First-generation memory controllers for new DRAM types often suffer from various small inefficiencies that are eliminated in subsequent generations as processor designers gather practical experience with the new memory type. Since this is the first use of GDDR6 in NVIDIA GPUs, one could reasonably speculate that small improvements (e.g. 2% - 3%) to the efficiency of GPU memory access may be seen in future parts that make use of GDDR6.
I do not have personal experience with Turing GPUs, so I cannot explain the surprisingly low SGEMM efficiency you observe. Setting the application clocks to the highest supported boost clocks, as suggested by Robert Crovella, seems like the right approach, because it seems safe to assume that the peak numbers from table 5 assume use of those clocks. But you state that you are already using those clocks and performance is still low.

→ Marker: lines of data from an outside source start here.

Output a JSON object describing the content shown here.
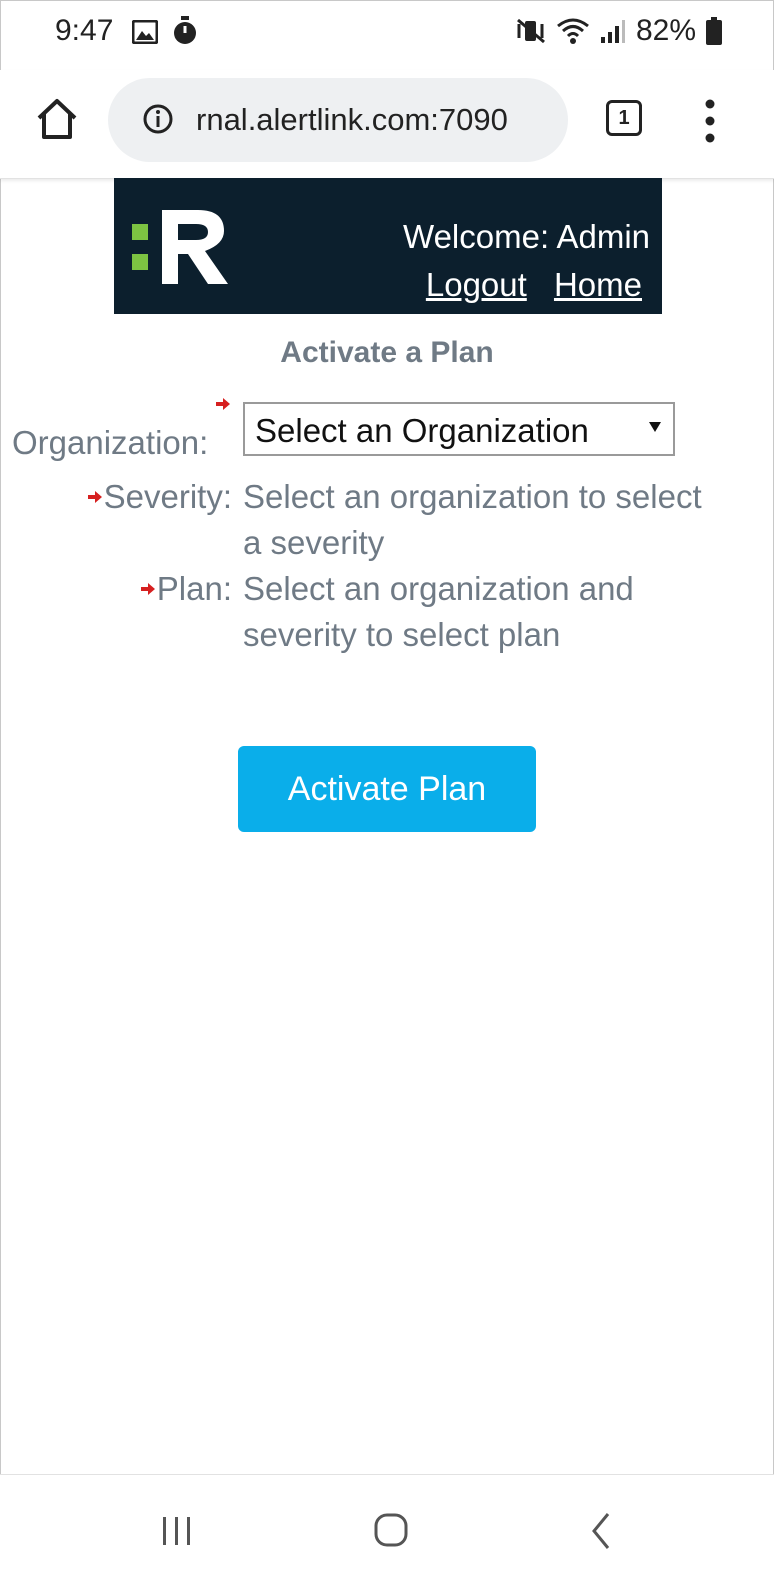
{
  "status_bar": {
    "time": "9:47",
    "battery": "82%",
    "left_icons": [
      "gallery-icon",
      "timer-icon"
    ],
    "right_icons": [
      "vibrate-mute-icon",
      "wifi-icon",
      "signal-icon",
      "battery-icon"
    ]
  },
  "browser": {
    "url": "rnal.alertlink.com:7090",
    "tab_count": "1"
  },
  "header": {
    "welcome": "Welcome: Admin",
    "logout_label": "Logout",
    "home_label": "Home",
    "brand_color": "#0c1f2d",
    "logo_accent": "#7dc242"
  },
  "form": {
    "title": "Activate a Plan",
    "organization_label": "Organization:",
    "organization_selected": "Select an Organization",
    "severity_label": "Severity:",
    "severity_text": "Select an organization to select a severity",
    "plan_label": "Plan:",
    "plan_text": "Select an organization and severity to select plan",
    "submit_label": "Activate Plan",
    "button_color": "#0aaeea",
    "required_marker_color": "#d62020"
  }
}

I guess there is the possibility that NVIDIA has not had sufficient time to fully optimize SGEMM on Turing. Writing optimized assembly code is a time-consuming endeavor. If this is important to your use case, you could file an enhancement request with NVIDIA with regard to SGEMM performance. Use the bug reporting page to file such a request, and prefix the synopsis with “RFE:” so it is readily recognized as an enhancement request.
In “NVIDIA Tensor Core Programmability, Performance & Precision”, Stefano Markidis test HALF PRECISION preformance of tensor core using cublasGemmEx(Tesla V100). They got 83TFLOPS of 112TFLOPS(74%). Also they got better SINGLE PRECISION performance on Tesla V100(10+TFLOPS/14TFLOPS).
And I dumped volta_sgemm_128x128_nt sass code, the instructions are not very hard to understand. Maybe the SGEMM code is not fully optimized。